I get lots of solicitations for libertarian groups and I’m very pleased that there are so many of them these days. I can’t possibly support them all but I recently ponied up for an organization called F.I.R.E. (Freedom for Individual Rights in Education). Their focus is on fighting suppression of free speech on college campuses. Thus, for example, FIRE announces its Speech Code of the Month for October 2013:
Salem State University in Massachusetts prohibits “cultural intolerance” in its residence halls—a broad ban that threatens debate on controversial issues in a place where students often speak the most freely. Making matters worse, the policy applies not only to “actions” but also to “omissions,” broadening its scope to include not only speech but also a student’s personal decision not to speak.
It burns me up to see self-appointed fascist administrators launching attacks on individuals who dare to speak their minds in unpopular ways. And yet, there is a problem, centered on the distinction between public and private institutions. Suppose a small Baptist college decided that students would not be allowed to mock Christianity or promote Islam on campus. Could there be any objection to such a policy? Now suppose that same college decided it would not admit black students. Any thoughtful libertarian would have to defend this policy, distasteful though it may be, on grounds of freedom of association. The bottom line is clear: owners of private colleges have every right to determine whom they will admit as students or hire as faculty and how they are required to act on campus.
Now what about state colleges such as Salem State? Such institutions are “public property,” an oxymoron if we think about it. “Property” denotes the right to use or dispose of some valuable asset, implying an exclusion of non-owners or others who have not been invited to use the property. On the other hand “public” means, if anything, that anybody is allowed to use the asset and nobody is excluded. Who owns San Jose State University where I teach? The California State University Board of Trustees is the most likely candidate, but the faculty has a lot of control through the faculty unions and faculty senates. The Governor and the legislators wield a lot of influence too. The citizens own the place in theory but the connection between SJSU and the citizenry is so remote that it might as well be non-existent. The lack of clarity about who owns the place is the source of most of the idiotic, wasteful, and sometimes downright offensive policies that we see at SJSU and all other government agencies.
So what sort of speech is to be allowed at SJSU? I would say anything goes except shouting down lecturers. Objectionable behavior such as name-calling should be met with ostracism and boycotting or perhaps tit-for-tat. No need for prohibitions. But the people who have power over these matters no doubt see it differently.

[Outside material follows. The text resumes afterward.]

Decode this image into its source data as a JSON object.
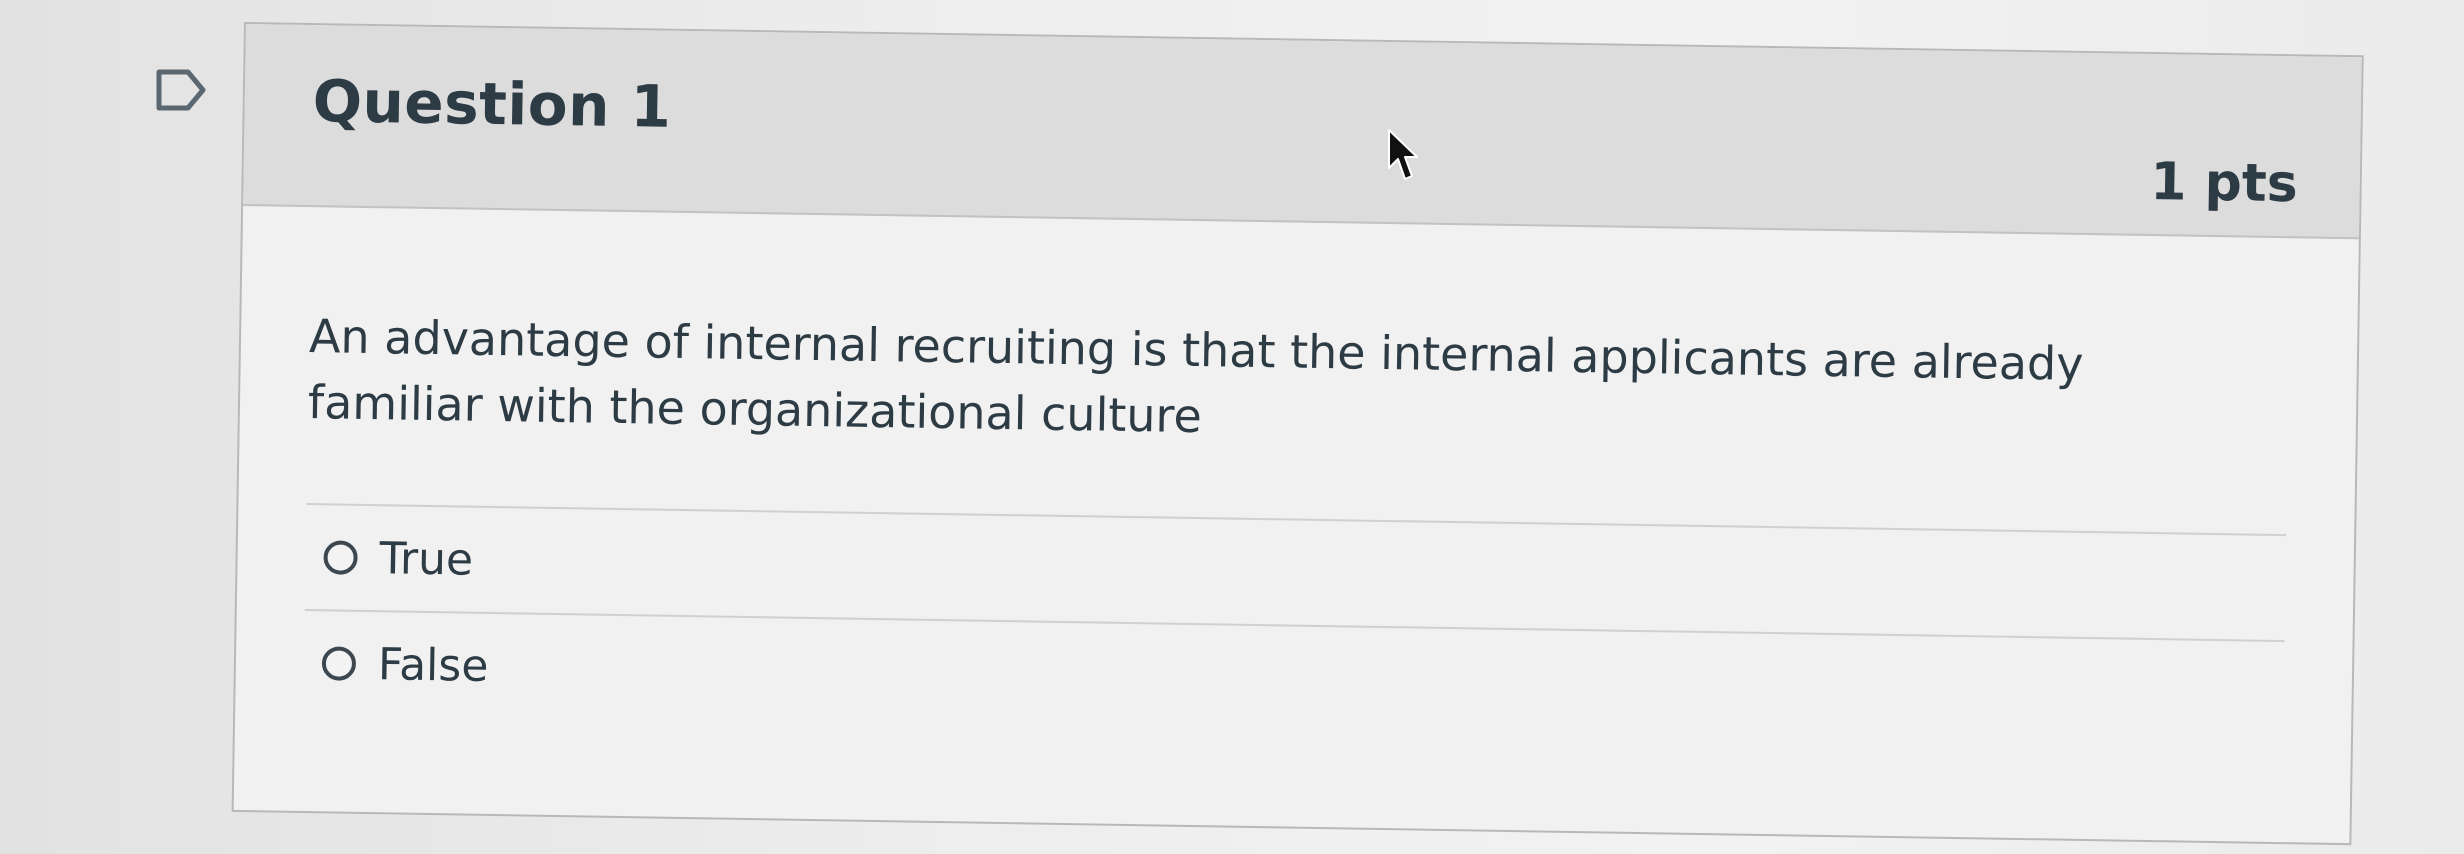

Thinking about it more, there really isn’t any such thing as freedom of speech. Speech is not carried out in a vacuum (literally: there can be no sound waves!). If you’re speaking you are standing on someone’s property; if writing you’re using pen and paper or a computer. Land, pen, paper and computers are all resources whose owners have the right to determine who uses them and how. I have no right to invade your house and deliver a speech in your living room nor to grab your computer and compose a blog. Freedom of speech can only mean freedom to use one’s property, or the property of another who has given consent, for speaking purposes. (This, by the way, solves the fire-in-a-crowded-theater conundrum. Prohibitions on yelling “fire” are not a diminution of freedom of speech but rather a recognition of a theater owner’s right to control behavior on his property. See Rothbard’s excellent Ethics of Liberty p. 114.)
In the end, as Rothbard points out, there is no dichotomy between property rights and “civil” rights. There are only property rights, recognizing one’s own body as one’s primary form of property.